Publications and Presentations
Atabek, A., and T. A. Camesano, “An atomic force microscopy study of the effect of lipopolysaccharides and extrapolymeric substances on the adhesion of Pseudomonas aeruginosa,” Journal of Bacteriology, vol. 189, pp. 8503-8509, 2007.
Abu-Lail, L. I., Y. Liu, A. Atabek, and T. A. Camesano, “Quantifying the Interactions Between Pseudomonas aeruginosa and Natural Organic Matter,” Environmental Science & Technology, vol. 41, pp. 8031-8037, 2007.
Chemistry and Biochemistry
Pavlik, J. W., S. Laohhasurayotin, and T. Vongnakorn, “Vapor-Phase Photochemistry of Methyl-and-Cyanopyridines: Deuteriuim Labeling Studies,” Journal of Organic Chemistry, vol. 72, pp. 7116-7124, 2007.
Humanities and Arts
Brattin, J. J., “Charles Dickens and Rupert Holmes: The Mystery of Edwin Drood," SpeakEasy Stage Company, Boston, Mass., Nov. 28, 2007.
Brattin, J. J., “A Christmas Carol: Its Origins and Importance,” Westfield Athenaeum, Westfield, Mass., Dec. 5, 2007.
Matos-Nin, I. E., “Lo Medieval en una Novela Renacentista de Maria de Zayas,” GRAFEMAS, www.grafemas.org, Diciembre 2007
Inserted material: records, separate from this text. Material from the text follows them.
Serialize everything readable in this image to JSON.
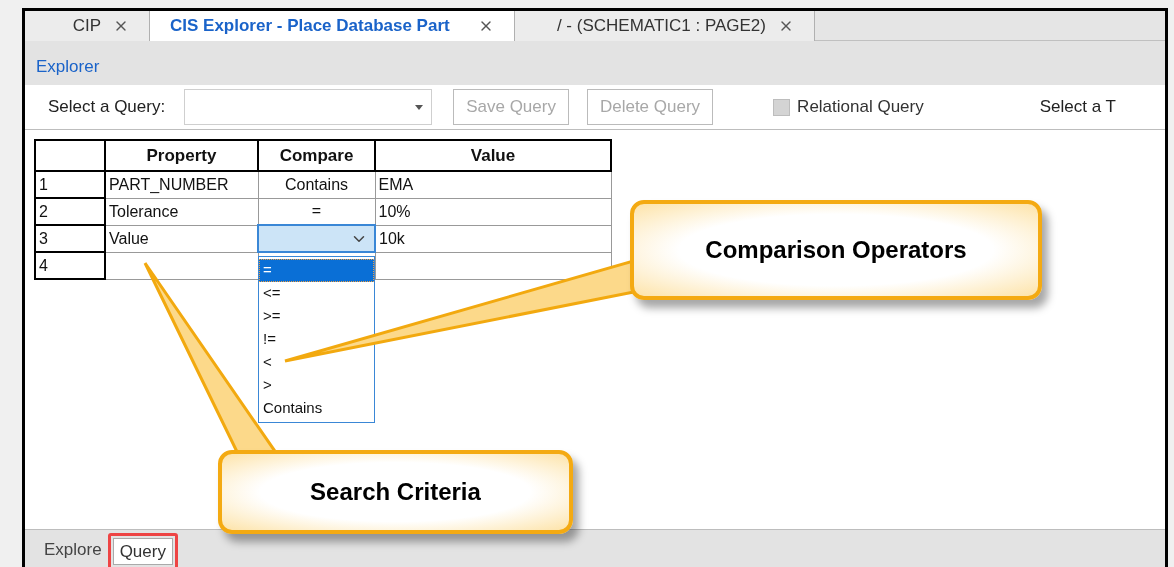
{
  "tabs": [
    {
      "label": "CIP",
      "selected": false
    },
    {
      "label": "CIS Explorer - Place Database Part",
      "selected": true
    },
    {
      "label": "/ - (SCHEMATIC1 : PAGE2)",
      "selected": false
    }
  ],
  "panel_title": "Explorer",
  "toolbar": {
    "query_label": "Select a Query:",
    "buttons": [
      {
        "label": "Save Query",
        "disabled": true
      },
      {
        "label": "Delete Query",
        "disabled": true
      }
    ],
    "relational": {
      "label": "Relational Query",
      "checked": false,
      "disabled": true
    },
    "table_label": "Select a T"
  },
  "table": {
    "columns": [
      "Property",
      "Compare",
      "Value"
    ],
    "rows": [
      {
        "number": "1",
        "property": "PART_NUMBER",
        "compare": "Contains",
        "value": "EMA",
        "editing": false
      },
      {
        "number": "2",
        "property": "Tolerance",
        "compare": "=",
        "value": "10%",
        "editing": false
      },
      {
        "number": "3",
        "property": "Value",
        "value": "10k",
        "editing": true
      },
      {
        "number": "4",
        "editing": false
      }
    ]
  },
  "compare_options": [
    {
      "label": "=",
      "selected": true
    },
    {
      "label": "<=",
      "selected": false
    },
    {
      "label": ">=",
      "selected": false
    },
    {
      "label": "!=",
      "selected": false
    },
    {
      "label": "<",
      "selected": false
    },
    {
      "label": ">",
      "selected": false
    },
    {
      "label": "Contains",
      "selected": false
    }
  ],
  "callouts": [
    {
      "text": "Comparison Operators"
    },
    {
      "text": "Search Criteria"
    }
  ],
  "bottom_tabs": [
    {
      "label": "Explore",
      "selected": false,
      "highlighted": false
    },
    {
      "label": "Query",
      "selected": true,
      "highlighted": true
    }
  ]
}
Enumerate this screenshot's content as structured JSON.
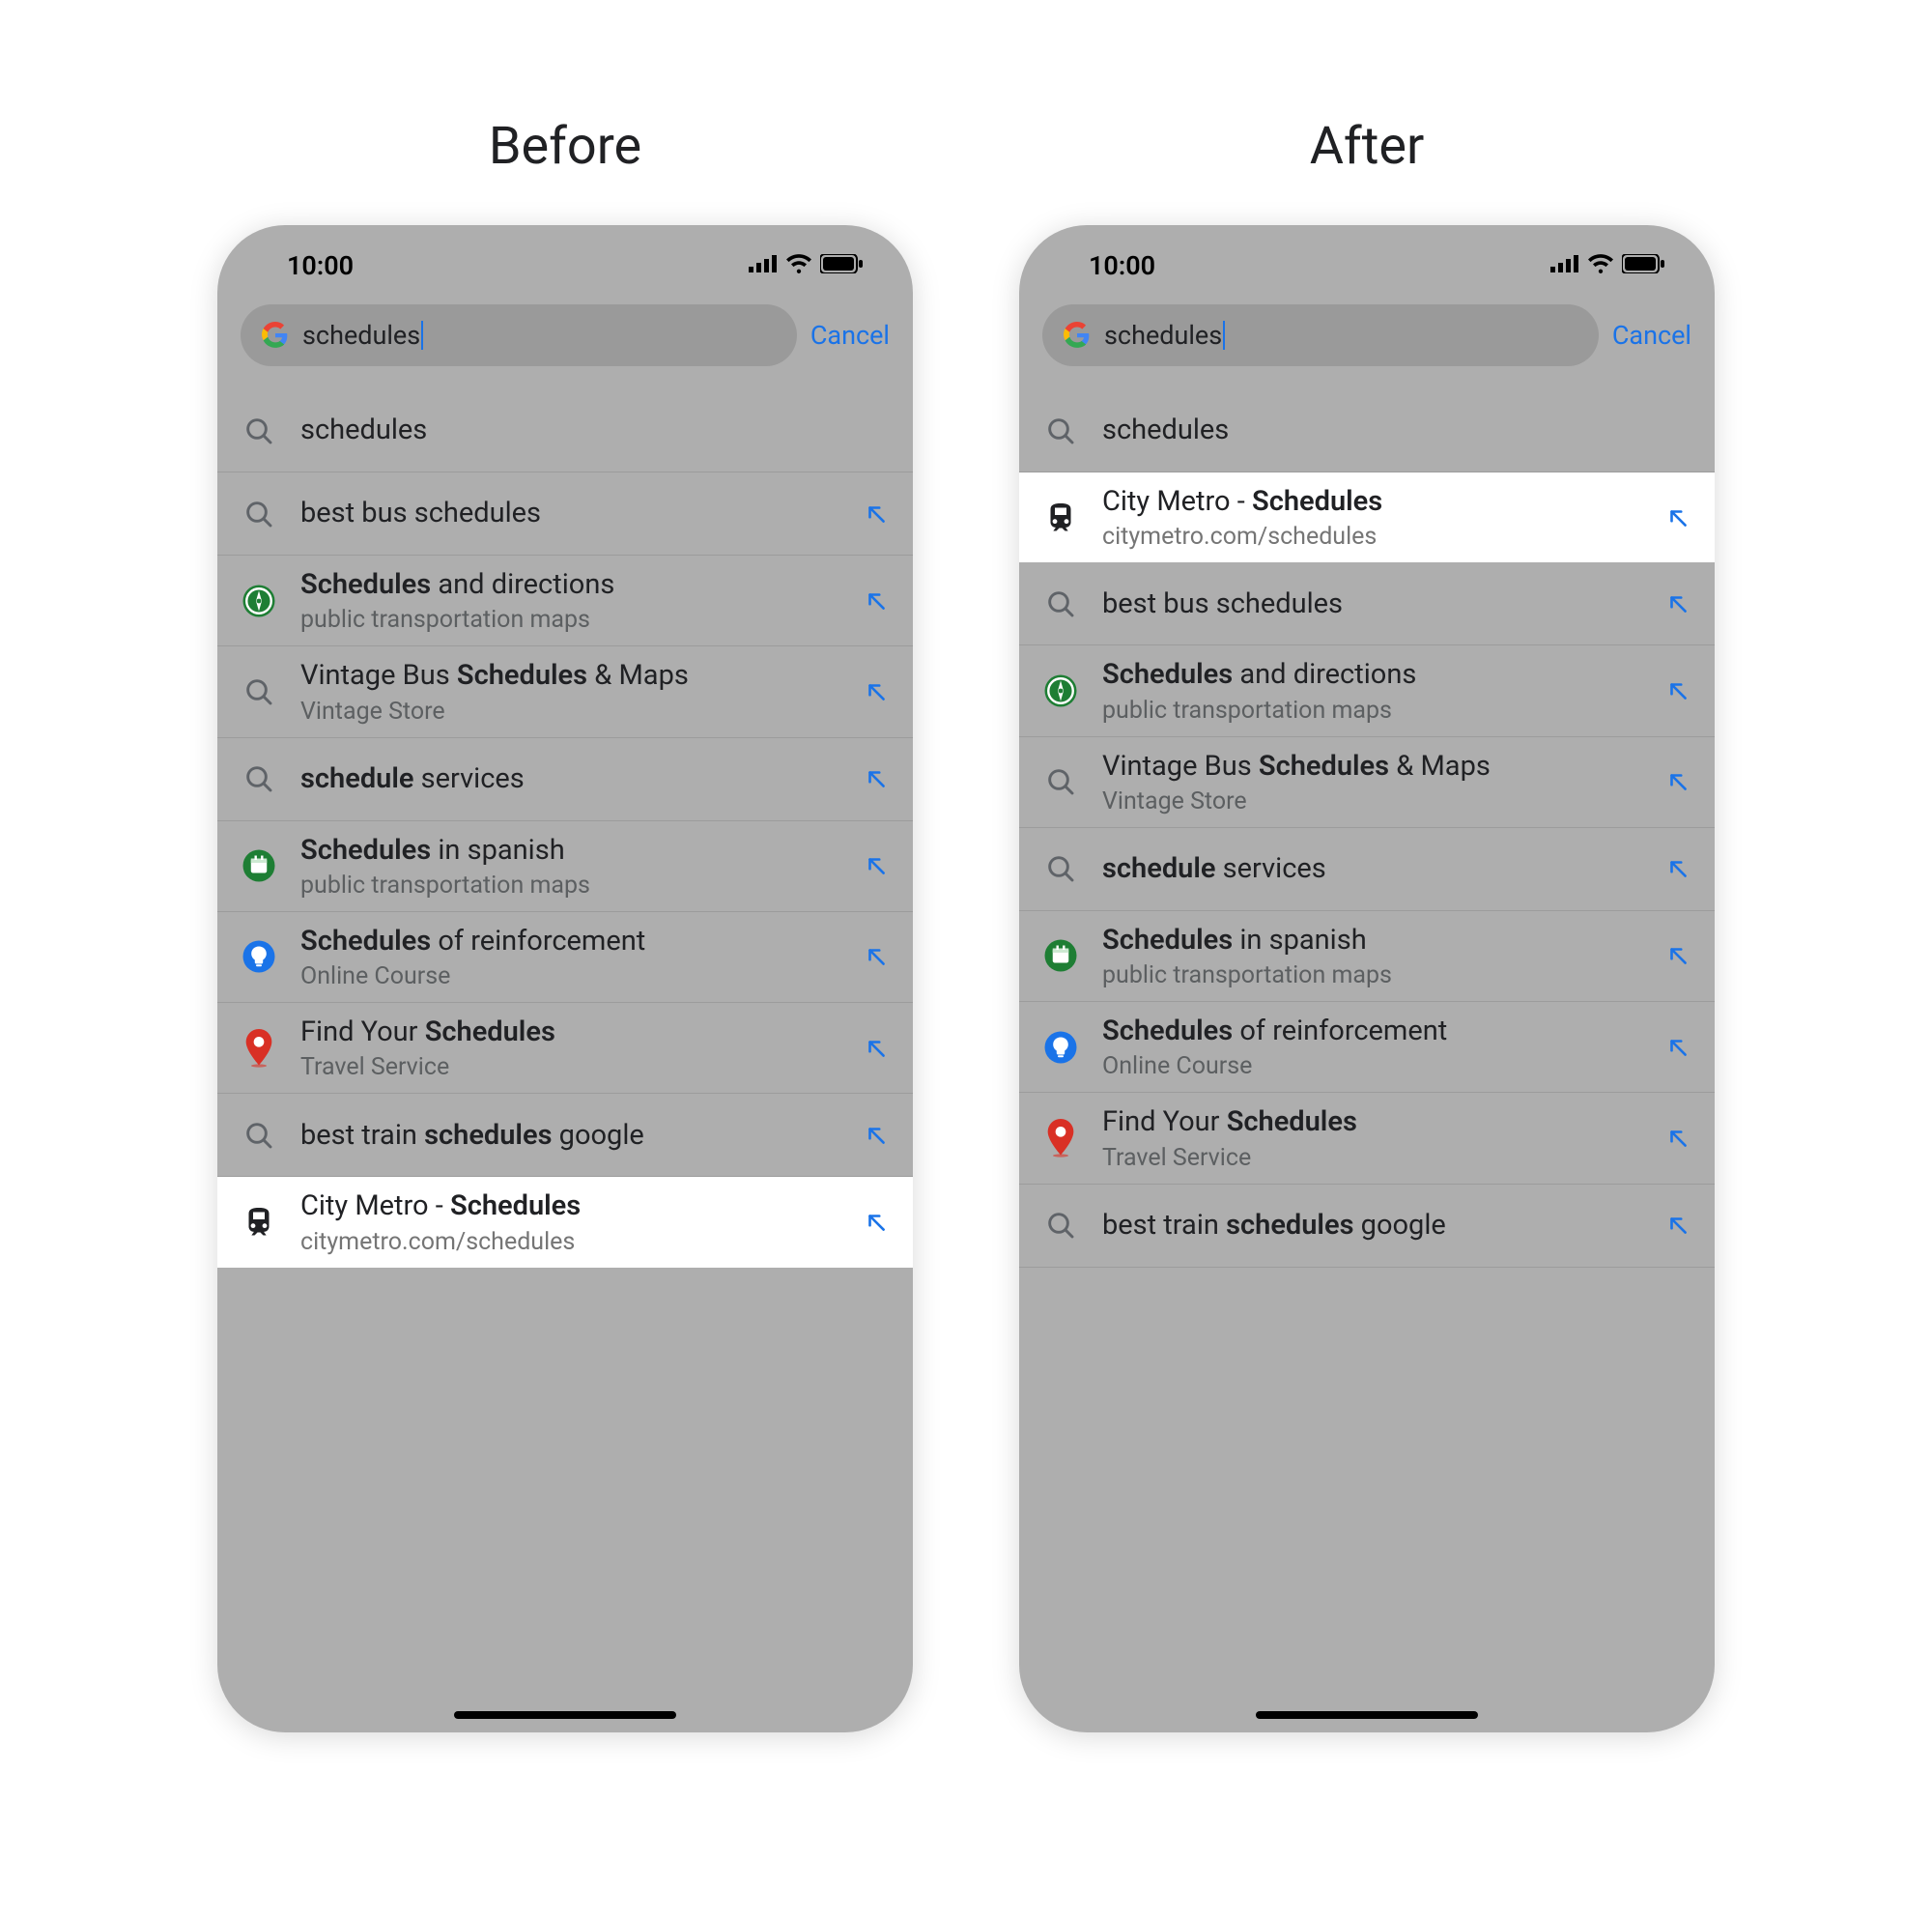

Mott, W. T., “Center of the Storm,” (Campus protest in the ‘60s) Bostonia, vol. 80, summer 2007.
Note: Information for the calendar comes from the Web-based WPI Events Calendar, which is powered by the Social Web. To have your events listed in @wpi, please enter them in Social Web and request that they be added to the appropriate WPI calendar. Visit Social Web to learn how.
Friday, Nov. 30
Women’s Basketball: WPI vs. Wesley • Harrington Auditorium, 1pm
Women’s Basketball: Keene State vs. Curry College (WPI Tournament) • Harrington Auditorium, 3pm
Monday, Dec. 31
Women’s Basketball: WPI Tournament — Consolation Game • Harrington Auditorium, 1pm
Women’s Basketball: WPI Tournament — Championship Game • Harrington Auditorium, 3pm
Thursday, Jan. 3
Women’s Basketball: WPI vs. Johnson & Wales • Harrington Auditorium, 5:30pm
Men’s Basketball: WPI vs. Anna Maria College • Harrington Auditorium, 7:30pm
Saturday, Jan. 5
Men’s Basketball: WPI vs. Curry College • Harrington Auditorium, 2pm
Wednesday, Jan. 9
Men’s Basketball: WPI vs. Coast Guard • Harrington Auditorium, 5:30pm
Wrestling: WPI vs. Home Tri- Meet #1 • Alumni Gym, 6pm
Women’s Basketball: WPI vs. Coast Guard • Harrington Auditorium, 7:30pm
Last modified: February 04, 2008 16:41:46